Monday, February 23, 2015

Why "I don't like the art world"

The other night, eating at a Chipolte after an opening with a bunch of people,  I got into a spat with someone about art. It wasn’t an argument per se as they were so aggressive and rude that I actually refused to talk to them after a point but since then that minor incident has stayed with me. The spat started with me saying a throw away comment like, “I don’t like the art world,” or something along those lines and the other person then prodded me to explain that statement. That request in itself is a valid one but not something I wanted to be forced into in the manner of their questioning which became reduced to demands to “name names” of artists that I didn’t like. Regardless of the futility of that certain conversation this idea and statement of, “I don’t like the art world,” is one I find myself often making and it is worthy of unpacking.

There is not a specific thing for not liking it, it’s not some quotable, measurable or data driven analysis, it is more a feeling and a being within it (about a dozen years kiddos) that has created a series of moments, incidents, observations, and interactions. These have affected how I think about the larger ramifications in art, culture, living and human exchange. These incidents range from curatorial directions of major museums, artists being visible or not, how labor is conditioned from large-scale production to internship culture. They occur in public spaces, institutions, galleries, private dinners, openings, studio visits etc. They are the exchanges of communication in email, in books, in reviews and in person. It is about specific people’s influences as well as their ability to dominate or to supplant as well as other people’s passivity in the active maintenance of structures they may ideologically be opposed to but are conditioned out of need or want otherwise.

So basically it is just everything on top of everything that is involved with the creation of the art world but to get to the point of it, the thing that I think has bent all this everything into the idea of, “I don’t like the art world” is money. It’s not about not liking money, it’s about the scale and the influence money has on the art world that I think its impact is shifting things to such degrees that it feels like a strangle happening to art.
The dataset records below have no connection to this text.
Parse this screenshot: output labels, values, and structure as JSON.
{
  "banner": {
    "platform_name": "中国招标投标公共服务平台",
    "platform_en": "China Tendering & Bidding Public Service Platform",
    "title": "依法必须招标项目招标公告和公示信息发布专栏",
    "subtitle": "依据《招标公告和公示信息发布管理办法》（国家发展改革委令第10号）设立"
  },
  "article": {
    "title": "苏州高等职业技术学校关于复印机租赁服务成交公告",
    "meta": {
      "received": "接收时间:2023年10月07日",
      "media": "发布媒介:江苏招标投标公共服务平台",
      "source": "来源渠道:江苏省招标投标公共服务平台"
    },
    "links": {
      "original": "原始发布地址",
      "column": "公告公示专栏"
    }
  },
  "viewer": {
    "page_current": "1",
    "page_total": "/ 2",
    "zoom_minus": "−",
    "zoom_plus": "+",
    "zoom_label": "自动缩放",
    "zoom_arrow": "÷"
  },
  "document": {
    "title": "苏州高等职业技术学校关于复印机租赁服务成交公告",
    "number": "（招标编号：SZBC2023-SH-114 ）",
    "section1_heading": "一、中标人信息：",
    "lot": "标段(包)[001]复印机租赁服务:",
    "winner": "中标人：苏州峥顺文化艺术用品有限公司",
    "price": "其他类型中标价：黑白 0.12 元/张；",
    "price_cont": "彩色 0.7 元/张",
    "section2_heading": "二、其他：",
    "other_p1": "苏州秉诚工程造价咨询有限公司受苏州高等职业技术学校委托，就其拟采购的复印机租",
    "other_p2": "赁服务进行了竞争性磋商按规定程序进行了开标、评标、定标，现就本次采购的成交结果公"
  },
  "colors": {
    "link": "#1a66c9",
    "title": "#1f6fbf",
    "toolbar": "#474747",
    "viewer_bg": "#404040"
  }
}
'Art' and the 'art world' are to me, two very different things. This I know is probably naive and deluded in its own ways but sorry not sorry I do think there is a difference and most people in this business will admit this. To me art is not just about what is the new as some want to expound upon but it contains the tingle of the contemporary. I am not using contemporary in the right here right now mode of use but in the having affect and import on the now. To further explain what I mean: something like a Giotto painting from the 1300s, something made by a kid in Idaho with MS Paint in the 1990s and something made by someone who would fit in with the New Museum Triennial are all capable and impactful in the understanding and influence of the contemporary/now. It is about accumulations but these accumulations manifest, come into vogue, and crystalize in the openness and the brilliance of actualization of creating objects, images, and ideas in this time. This to me is art and this is the reason why I am still here.

The art world is not this because it is an entirely different sort of structure with different objectives. It is a system like any other like the motor industry, food industry, banking, etc. It only functions with the exchange of product and that product is art. This is an obvious idea and one that isn’t deplorable as in its fundamentals there is an essentiality to the system and structures of operation. The problem, for me, about how the art world operates is how it is influencing and changing how art is being made. This change is not just in terms of scale and materiality but also in how things look and who is participating in that creation and purchase. It’s a simple thing of supply and demand but this is sprinkled with speculation, asset managing and basically a paralleling of stock trading. This is the current tone and language of art collecting today and you know what? Everyone is having a blast with it because unlike the market, which has some regulation (or a vague semblance of), the art market has none at all.

Yes, yes, art has been the leisure, hobby, and prerogative of the rich since forever but I don’t live back then, I live now and the way that it operates makes me feel equal levels of grossed out and resigned. The feeling, knowing that this is just the way things are is something that I have had to come to grips with (knuckles white) but that’s not even the saddest thing associated with all this. To me, the saddest thing is that art is now being pumped up, pumped out and shuffled around, as cultural playing cards and you know what? The house always wins. Who is the house? That’s people of privilege that are insanely wealthy. There are insanely rich people that are really amazing art supporters and its great when they buy art but to be honest most of those collectors are buying art for the market potential, bragging rights and the adrenalin of possessing. It’s of course not all their fault though, it’s the dealers, it’s the curators, it’s the artists, it’s the everyone and everything that plays along.

So what are the options when this is how you feel/this is how I feel? Are we all waiting with baited breath for the next Duchamp? Will we just wait till the noise of visual garbage dissipates? Will something happen like a market crash that will void most of the bad but also some of the good? There is not much that we/I can do about this and wishing and bitching and shit talking our way through it will get you nowhere (trust me and use me as example). The only way I can get through it mentally, morally, personally, is to keep searching, looking, contributing to and enjoying those moments of actual art, those brain tingle moments that makes me feel lucky to be living in this right here right now, even if it happens to be in the 'art world.'